Risk Factors for Suicide
Rural community members face challenges related to suicide risk that are often less prevalent in urban settings, including access to mental healthcare, geographic isolation, stigma, at-risk substance use, access to firearms, and socioeconomic factors.
Lack of Access to Mental Healthcare
Access to mental healthcare is an essential part of preventing suicides. However there are many rural barriers to accessing mental healthcare. First, there is a shortage of mental health practitioners in rural areas, which may result in long wait times to see a provider. Second, patients may worry about how to pay for mental health treatment. Even with insurance, some mental health services are not covered by certain health plans, and incomes are lower and rates of uninsurance are higher in rural areas. Without health insurance coverage, the cost of mental health treatment may be too high for patients to afford out-of-pocket. A third barrier is reliable transportation to a mental health provider. Rural residents may need to travel further for treatment, and if they lack transportation, they may not be able to access care.
Stigma is a negative view of someone or something caused by shame or judgment. Stigma can also affect someone's view of themselves and may keep people from taking the first step in seeking treatment for mental illness or suicidal thoughts. Stigma around suicide and mental health is an issue in rural areas due to smaller populations and a concern about anonymity when seeking treatment. Stigma stemming from living in a tight-knight rural community can also increase risk for marginalized groups such as LGBTQ+ or racial/ethnic minorities. Reducing stigma within a community may decrease an individual's reluctance to seek help.

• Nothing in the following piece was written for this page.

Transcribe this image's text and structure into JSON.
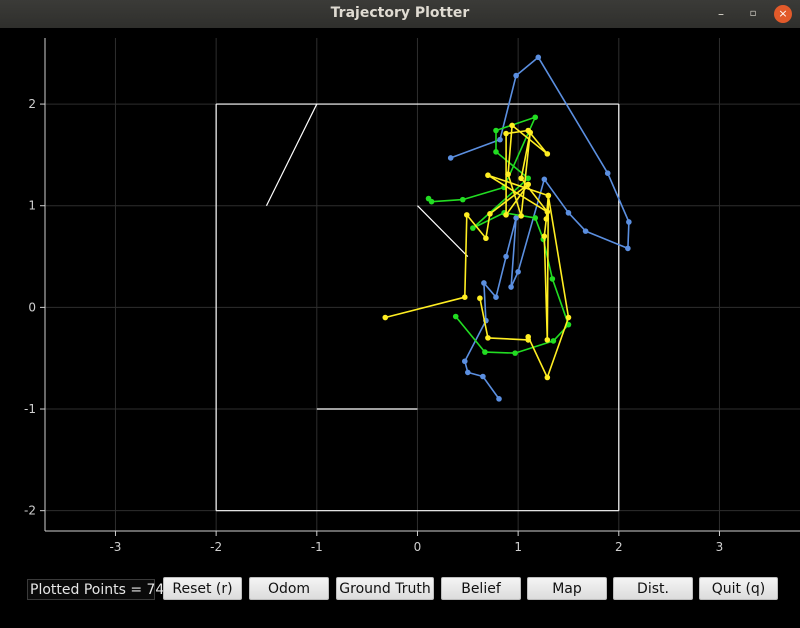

Residents in rural areas are more likely to be geographically distant from neighbors, friends, and family, as well as mental healthcare facilities. If someone does not have reliable transportation, it may be more challenging for them to engage with the community. This can result in feelings of social isolation, which can increase the risk of suicide. Rural areas face unique constraints in addressing social isolation because of geographic distances and infrastructure challenges.
Suicide is a leading cause of death among people who misuse alcohol and other drugs. Approximately 19.3 million adults aged 18 and older in the U.S. have a substance use disorder and a co-occurring mental illness, such as depression. It is estimated that 30-40% of suicide attempts occur while the person is under the influence of alcohol. Alcohol is a depressant, so it may increase an individual's depressed mood and it also decreases inhibitions, making the individual more likely to act on suicidal thoughts. Rates of heavy alcohol use are higher among rural adults aged 18 and older compared to urban adults, and substances are often used to cope with mental health and social challenges.
Access to Firearms
Nearly half (46%) of rural adults report owning a gun, compared to 28% of suburban residents and 19% of urban residents. The top reasons for owning a gun, reported by rural individuals, are for protection, hunting, and sport shooting. Unfortunately, firearms are also the most common method of suicide, and one of the most lethal. The rate of suicide by firearms is higher in rural areas compared to urban areas. While many gun owners store guns safely, more than half of all gun owners (in rural and urban areas) keep their gun loaded and easily accessible. Greater access to firearms may contribute to increased rates of suicide by firearms in rural communities compared to urban communities in the United States.
Socioeconomic status is an underlying social determinant of health and also a risk factor for suicide. Residents of rural areas are more likely to experience financial hardships, including poverty, lower income, poor housing quality and instability, unemployment, and lower education attainment. Rural farmers and ranchers are particularly likely to experience financial concerns due to variable prices for commodities, weather affecting crops, and increased debt. This increases stress and has led to higher rates of suicide.
Resources to Learn More
Preventing Suicide: A Technical Package of
Policy, Programs, and Practices
Highlights selected evidence-based strategies to help states and communities prevent suicide and the risk of suicide. Strategies discussed include strengthening household financial security, improving access and delivery of suicide care, developing protective environments and positive peer programs, teaching parents and families problem-solving skills, and methods to identify people at risk of suicide.
Author(s): Stone, D, Holland, K., Bartholow, B., etc.
Organization(s): National Center for Injury Prevention and Control. Centers for Disease Control and Prevention (CDC)
Defines stigma and why it is a problem. Provides resources and recommendations on how to reduce stigma.
Organization(s): National Alliance on Mental Illness
Substance Use and Suicide: A Nexus
Public Health Approach
Describes the relationship between substance use and suicide. Offers state and tribal professionals information and resources to collaborate and develop substance misuse and suicide prevention strategies.
Organization(s): Substance Abuse and Mental Health Services Administration